Compassionate Lord, in my attempt to listen to Your call, I am considering service to my incarcerated brothers and sisters by being a representative in Your Name as I go forth to visit.
Mindful of the journey of the Virgin Mary to call upon her cousin, Elizabeth, I ask that this work of mine be truly a Visitation. May You, my Lord and God, visit those I shall see.
Using me as your vessel of visitation empty my heart so that it will be filled with You.
Humble me and remove all that may prevent You, my Lord, from being the Gift that I will bring to them. May my words be honest and real so that they may be channels for Your Grace.
Through Your continuous assistance, I will strive to give my self in service, but never impose myself upon those I visit. Finally, Lord make me conscious of how it is I, who will be visited by You
as I enter into the sacred circle of sickness, loneliness and sometimes despair.
Fr. Edward M. Hays
Suggested Links: Catholics Against Capital Punishment CACP www.cacp.org
With God's blessings,
Deacon Peter Andre, Director
Heidi Sumner, Secretary
727.344.1611 x 414
The “Reaching Out” Quilt shows the outline of the hands of juveniles incarcerated at the Orient Road Jail in Tampa. Their achievements include receiving their General Education Diplomas, mentoring in subjects such as math, writing, science, reading. As part of the Diocesan Prison Ministry Success & Empowerment Program, (the brainchild of Volunteer, Elena Zerfas), juvenile involvement in S&E goes far beyond the regular educational system by providing juveniles with life skills, art work and tutoring. For many of these juveniles, this was the first time they had ever been involved with ‘reaching out’ for something positive.
Monthly Support Group Meetings for Those Whose Loved Ones Are Incarcerated

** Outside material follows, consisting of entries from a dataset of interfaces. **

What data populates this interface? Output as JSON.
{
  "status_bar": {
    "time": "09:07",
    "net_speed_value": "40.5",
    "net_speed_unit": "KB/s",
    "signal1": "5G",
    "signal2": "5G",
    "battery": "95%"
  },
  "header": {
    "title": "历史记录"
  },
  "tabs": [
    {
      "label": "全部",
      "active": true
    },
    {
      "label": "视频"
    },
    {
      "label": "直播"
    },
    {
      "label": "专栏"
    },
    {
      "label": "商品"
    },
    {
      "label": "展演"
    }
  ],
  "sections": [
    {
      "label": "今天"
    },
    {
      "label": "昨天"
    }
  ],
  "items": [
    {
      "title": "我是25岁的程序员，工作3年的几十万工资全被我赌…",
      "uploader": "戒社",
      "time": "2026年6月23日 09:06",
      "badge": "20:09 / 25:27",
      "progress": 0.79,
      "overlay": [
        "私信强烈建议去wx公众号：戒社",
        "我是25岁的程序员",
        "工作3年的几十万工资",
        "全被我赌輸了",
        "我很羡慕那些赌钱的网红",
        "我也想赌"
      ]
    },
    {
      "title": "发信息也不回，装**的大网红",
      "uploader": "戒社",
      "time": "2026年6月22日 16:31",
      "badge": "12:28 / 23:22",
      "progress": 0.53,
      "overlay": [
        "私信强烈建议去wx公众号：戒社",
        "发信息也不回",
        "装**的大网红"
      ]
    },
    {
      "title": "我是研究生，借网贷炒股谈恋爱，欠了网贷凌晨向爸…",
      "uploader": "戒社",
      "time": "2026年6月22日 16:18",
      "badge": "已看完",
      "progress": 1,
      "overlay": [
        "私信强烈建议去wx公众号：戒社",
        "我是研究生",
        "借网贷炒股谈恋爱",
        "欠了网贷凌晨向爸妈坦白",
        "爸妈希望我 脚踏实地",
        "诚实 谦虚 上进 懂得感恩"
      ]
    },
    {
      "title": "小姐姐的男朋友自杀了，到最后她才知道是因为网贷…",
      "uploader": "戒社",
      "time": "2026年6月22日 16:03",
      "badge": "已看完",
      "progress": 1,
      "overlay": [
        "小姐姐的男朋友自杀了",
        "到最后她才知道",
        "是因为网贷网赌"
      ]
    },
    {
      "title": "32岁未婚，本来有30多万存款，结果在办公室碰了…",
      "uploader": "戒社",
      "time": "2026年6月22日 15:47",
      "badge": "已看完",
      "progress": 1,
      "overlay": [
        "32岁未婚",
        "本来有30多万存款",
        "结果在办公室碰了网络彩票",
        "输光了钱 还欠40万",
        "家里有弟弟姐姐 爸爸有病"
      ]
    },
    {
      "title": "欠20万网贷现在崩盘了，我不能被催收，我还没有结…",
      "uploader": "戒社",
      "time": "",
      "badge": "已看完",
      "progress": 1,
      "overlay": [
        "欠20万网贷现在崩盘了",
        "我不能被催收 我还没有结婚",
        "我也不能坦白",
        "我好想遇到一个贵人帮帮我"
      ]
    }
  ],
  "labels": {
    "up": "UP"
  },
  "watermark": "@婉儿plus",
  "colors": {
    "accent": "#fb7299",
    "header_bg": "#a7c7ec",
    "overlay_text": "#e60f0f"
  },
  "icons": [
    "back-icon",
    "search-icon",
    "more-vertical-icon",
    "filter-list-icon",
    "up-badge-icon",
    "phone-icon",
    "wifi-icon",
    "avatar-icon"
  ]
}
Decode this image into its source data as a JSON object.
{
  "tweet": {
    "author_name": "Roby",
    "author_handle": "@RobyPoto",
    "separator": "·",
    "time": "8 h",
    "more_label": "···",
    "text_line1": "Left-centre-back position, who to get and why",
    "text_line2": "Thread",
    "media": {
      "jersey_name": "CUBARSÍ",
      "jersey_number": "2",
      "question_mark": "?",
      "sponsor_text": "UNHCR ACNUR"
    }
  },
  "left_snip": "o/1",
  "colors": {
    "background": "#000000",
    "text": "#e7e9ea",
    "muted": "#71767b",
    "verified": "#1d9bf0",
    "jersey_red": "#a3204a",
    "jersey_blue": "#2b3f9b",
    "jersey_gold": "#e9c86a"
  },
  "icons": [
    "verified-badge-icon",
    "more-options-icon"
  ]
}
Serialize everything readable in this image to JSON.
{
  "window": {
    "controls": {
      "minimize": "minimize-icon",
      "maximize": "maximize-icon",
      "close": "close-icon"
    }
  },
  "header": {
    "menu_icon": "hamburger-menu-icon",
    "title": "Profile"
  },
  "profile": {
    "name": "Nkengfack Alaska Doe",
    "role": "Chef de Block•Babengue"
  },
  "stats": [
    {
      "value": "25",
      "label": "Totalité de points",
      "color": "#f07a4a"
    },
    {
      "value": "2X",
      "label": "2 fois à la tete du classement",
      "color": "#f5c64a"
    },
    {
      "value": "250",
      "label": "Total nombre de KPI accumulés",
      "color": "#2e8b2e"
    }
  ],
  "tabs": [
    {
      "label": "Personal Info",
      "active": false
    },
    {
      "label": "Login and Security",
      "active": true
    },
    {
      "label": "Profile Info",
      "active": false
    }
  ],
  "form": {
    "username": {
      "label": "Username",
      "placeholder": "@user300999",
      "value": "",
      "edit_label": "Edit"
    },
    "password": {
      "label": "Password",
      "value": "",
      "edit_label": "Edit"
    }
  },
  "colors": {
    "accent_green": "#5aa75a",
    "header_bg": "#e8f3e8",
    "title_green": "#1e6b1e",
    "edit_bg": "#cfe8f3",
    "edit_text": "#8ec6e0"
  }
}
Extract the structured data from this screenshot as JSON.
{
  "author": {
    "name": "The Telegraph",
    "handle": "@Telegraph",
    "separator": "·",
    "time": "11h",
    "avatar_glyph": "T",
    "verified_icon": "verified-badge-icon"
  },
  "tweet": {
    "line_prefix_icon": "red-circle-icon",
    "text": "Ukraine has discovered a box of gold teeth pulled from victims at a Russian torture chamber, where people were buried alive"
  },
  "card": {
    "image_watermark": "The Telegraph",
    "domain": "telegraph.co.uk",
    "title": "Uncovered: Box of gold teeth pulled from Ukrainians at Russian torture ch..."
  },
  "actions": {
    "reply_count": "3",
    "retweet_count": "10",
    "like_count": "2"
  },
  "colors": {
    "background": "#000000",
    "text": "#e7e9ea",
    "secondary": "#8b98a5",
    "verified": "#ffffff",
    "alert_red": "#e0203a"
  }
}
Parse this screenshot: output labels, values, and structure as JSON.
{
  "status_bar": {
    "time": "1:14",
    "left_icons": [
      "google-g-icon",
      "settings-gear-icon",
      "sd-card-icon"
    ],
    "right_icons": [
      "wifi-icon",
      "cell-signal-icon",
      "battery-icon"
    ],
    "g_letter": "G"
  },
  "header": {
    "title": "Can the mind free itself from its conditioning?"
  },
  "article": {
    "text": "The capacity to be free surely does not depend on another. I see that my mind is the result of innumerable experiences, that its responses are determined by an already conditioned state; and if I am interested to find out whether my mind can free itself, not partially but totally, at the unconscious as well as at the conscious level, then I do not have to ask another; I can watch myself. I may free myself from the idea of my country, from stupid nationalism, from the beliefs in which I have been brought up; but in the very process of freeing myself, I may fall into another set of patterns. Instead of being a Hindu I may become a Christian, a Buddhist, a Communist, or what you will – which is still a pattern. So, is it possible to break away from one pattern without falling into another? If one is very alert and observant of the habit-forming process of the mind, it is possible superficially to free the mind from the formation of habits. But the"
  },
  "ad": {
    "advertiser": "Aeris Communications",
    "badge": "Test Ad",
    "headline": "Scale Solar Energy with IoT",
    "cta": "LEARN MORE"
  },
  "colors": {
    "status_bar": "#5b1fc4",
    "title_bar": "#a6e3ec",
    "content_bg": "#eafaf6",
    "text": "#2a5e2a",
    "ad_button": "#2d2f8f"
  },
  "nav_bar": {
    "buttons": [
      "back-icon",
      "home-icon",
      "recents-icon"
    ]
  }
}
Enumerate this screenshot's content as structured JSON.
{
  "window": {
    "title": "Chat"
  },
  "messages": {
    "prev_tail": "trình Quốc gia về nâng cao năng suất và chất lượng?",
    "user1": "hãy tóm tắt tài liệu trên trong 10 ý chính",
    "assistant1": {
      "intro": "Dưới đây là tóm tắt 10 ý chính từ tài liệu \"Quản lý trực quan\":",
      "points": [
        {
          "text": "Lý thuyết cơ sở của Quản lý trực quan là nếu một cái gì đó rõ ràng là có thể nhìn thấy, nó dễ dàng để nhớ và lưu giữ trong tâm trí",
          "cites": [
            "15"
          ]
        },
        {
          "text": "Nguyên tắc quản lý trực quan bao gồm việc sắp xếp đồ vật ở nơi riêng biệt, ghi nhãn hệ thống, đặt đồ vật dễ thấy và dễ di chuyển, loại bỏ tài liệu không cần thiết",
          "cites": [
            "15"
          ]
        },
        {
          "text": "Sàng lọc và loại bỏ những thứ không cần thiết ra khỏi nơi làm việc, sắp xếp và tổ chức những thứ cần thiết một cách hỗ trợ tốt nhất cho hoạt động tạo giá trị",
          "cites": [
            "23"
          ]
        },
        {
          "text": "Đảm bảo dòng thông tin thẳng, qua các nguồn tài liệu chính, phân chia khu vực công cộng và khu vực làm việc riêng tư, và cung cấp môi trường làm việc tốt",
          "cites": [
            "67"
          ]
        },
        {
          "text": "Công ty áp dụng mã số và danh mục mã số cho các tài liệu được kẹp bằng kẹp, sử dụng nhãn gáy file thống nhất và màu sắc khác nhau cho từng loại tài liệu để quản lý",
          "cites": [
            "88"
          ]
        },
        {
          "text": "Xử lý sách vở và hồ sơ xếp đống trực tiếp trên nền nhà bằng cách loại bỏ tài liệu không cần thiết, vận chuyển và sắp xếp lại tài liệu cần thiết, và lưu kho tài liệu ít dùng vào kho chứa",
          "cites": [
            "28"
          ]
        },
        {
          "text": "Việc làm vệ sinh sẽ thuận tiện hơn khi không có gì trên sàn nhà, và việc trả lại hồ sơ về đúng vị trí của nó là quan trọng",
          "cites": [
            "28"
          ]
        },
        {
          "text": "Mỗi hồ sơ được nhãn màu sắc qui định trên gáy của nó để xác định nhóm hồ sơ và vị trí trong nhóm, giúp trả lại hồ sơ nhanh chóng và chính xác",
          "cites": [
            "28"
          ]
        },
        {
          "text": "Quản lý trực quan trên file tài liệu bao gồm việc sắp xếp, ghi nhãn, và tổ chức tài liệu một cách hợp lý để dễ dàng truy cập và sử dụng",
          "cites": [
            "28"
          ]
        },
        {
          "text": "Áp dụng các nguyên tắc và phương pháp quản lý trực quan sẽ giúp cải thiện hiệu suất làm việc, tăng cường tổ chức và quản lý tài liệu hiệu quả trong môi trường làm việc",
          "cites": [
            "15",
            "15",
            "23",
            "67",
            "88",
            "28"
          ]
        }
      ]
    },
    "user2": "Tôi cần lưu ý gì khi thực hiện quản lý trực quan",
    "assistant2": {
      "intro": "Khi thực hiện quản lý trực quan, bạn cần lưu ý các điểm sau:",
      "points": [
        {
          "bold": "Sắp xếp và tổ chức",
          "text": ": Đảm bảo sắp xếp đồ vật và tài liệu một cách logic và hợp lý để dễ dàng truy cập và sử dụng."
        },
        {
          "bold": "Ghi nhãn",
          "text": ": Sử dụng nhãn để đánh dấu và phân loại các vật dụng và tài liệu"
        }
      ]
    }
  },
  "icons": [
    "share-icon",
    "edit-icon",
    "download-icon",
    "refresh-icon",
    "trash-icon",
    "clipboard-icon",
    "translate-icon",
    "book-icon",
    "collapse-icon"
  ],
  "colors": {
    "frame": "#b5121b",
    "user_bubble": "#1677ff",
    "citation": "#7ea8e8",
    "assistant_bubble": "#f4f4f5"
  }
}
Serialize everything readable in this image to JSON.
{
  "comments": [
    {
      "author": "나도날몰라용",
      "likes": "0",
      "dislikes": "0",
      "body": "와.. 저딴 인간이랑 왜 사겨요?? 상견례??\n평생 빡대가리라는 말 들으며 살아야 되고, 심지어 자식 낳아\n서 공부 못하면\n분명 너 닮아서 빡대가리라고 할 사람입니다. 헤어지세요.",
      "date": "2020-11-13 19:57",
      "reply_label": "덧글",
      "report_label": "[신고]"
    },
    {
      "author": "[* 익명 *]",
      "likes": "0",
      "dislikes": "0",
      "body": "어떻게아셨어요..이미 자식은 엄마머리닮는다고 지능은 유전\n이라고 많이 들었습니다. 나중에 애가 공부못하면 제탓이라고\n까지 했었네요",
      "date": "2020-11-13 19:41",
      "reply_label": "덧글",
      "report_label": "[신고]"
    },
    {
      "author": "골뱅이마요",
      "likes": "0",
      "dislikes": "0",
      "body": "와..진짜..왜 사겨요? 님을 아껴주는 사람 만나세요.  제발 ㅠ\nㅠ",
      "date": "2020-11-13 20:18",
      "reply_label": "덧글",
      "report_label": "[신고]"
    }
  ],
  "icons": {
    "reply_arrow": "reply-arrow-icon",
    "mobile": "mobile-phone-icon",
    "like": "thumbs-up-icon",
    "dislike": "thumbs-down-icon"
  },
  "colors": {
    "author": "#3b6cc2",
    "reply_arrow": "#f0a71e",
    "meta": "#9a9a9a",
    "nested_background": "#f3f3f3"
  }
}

We provide monthly support group meetings for parents, friends, and family members of the incarcerated at St. Jerome Catholic Church in Largo and St. Paul Catholic Church in St. Petersburg from 7:00PM - 8:30PM. Sacred Heart Catholic Church in Tampa also hosts a support group for people whose loved ones are incarcerated at 2:00PM on the last Sunday of each month in the San Damiano Center.
In these meetings, the moderators touch on issues including, but not limited to, feelings of loss and grief affiliated with this situation. These faith based meetings are open to persons of every denomination, but the format is Christ-centered. Everyone will be given time to speak, privacy will be respected for those who choose not to. Confidentiallity is assured.
If you know of someone who would benefit, please encourage them to attend. For more information, contact the Diocesan Office of Prison Ministry 727-344-1611 x414 or firstname.lastname@example.org